# EXERCISE DESCRIPTION
Return the count of lines in the records that include the string "screenshot", and nothing besides it.

# TASK DATA
↓↓↓

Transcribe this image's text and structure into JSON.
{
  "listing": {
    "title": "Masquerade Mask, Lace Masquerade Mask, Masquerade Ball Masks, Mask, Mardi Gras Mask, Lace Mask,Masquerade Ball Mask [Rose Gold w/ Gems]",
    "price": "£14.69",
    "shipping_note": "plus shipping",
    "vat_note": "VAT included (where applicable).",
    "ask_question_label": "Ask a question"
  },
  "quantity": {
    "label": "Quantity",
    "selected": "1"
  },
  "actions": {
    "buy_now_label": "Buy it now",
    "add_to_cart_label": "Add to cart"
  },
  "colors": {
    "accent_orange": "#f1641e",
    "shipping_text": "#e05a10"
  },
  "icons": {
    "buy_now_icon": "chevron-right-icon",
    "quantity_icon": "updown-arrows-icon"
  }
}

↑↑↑
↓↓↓

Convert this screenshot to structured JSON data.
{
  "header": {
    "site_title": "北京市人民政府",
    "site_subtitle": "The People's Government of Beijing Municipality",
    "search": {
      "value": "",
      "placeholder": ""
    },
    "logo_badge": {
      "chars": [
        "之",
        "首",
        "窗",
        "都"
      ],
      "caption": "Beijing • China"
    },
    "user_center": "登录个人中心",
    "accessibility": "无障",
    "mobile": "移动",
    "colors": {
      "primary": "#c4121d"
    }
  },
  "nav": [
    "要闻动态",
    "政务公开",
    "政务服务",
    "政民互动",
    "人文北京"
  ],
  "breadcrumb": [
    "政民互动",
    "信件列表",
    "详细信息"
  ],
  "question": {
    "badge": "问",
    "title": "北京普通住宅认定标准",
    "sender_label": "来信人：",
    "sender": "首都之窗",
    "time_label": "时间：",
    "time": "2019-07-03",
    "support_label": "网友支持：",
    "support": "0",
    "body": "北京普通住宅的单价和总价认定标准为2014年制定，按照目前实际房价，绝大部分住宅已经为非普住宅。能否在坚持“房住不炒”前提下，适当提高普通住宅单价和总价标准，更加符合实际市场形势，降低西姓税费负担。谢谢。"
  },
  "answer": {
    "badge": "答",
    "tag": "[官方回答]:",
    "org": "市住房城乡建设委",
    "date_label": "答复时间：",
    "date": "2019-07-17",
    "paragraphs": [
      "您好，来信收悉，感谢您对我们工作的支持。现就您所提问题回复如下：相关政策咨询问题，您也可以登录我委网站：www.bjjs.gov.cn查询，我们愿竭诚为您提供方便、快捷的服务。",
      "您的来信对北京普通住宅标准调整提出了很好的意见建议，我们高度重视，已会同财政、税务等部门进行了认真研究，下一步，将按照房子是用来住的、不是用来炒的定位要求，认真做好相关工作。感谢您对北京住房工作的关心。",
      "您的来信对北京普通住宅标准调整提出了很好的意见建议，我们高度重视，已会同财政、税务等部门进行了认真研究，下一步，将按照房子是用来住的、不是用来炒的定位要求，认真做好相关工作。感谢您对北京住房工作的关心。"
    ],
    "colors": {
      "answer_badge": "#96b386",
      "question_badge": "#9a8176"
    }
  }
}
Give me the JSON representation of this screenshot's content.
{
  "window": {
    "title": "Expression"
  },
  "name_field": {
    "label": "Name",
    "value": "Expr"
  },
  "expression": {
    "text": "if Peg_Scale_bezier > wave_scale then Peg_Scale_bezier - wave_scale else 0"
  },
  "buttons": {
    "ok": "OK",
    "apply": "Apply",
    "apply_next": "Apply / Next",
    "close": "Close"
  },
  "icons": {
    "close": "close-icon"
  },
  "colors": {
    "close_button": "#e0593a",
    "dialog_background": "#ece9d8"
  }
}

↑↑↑

# SOLUTION
2